YOUR ASSIGNMENT: Look over the lines below. Report each one that includes the string "name".

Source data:

▬▬▬

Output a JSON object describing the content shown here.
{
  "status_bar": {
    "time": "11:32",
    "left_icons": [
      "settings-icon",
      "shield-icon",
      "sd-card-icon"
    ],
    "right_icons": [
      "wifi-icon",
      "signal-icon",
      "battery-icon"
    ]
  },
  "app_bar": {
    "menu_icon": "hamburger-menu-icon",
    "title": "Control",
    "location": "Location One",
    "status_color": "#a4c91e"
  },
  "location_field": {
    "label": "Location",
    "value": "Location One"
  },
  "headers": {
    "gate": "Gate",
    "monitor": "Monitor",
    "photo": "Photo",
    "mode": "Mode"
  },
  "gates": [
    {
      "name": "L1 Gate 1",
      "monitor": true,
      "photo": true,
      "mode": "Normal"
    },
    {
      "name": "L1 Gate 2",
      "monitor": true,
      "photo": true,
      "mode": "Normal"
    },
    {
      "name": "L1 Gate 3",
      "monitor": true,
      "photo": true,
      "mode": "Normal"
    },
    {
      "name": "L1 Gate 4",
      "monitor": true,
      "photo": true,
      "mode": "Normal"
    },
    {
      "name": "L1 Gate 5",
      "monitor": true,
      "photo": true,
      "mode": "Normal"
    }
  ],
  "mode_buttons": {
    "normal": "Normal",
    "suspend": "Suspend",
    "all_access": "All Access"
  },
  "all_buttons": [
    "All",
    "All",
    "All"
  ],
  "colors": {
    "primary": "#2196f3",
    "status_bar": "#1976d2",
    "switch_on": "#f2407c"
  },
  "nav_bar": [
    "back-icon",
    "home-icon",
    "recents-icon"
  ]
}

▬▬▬

ANSWER TO THIS EXERCISE:
      "name": "L1 Gate 1",
      "name": "L1 Gate 2",
      "name": "L1 Gate 3",
      "name": "L1 Gate 4",
      "name": "L1 Gate 5",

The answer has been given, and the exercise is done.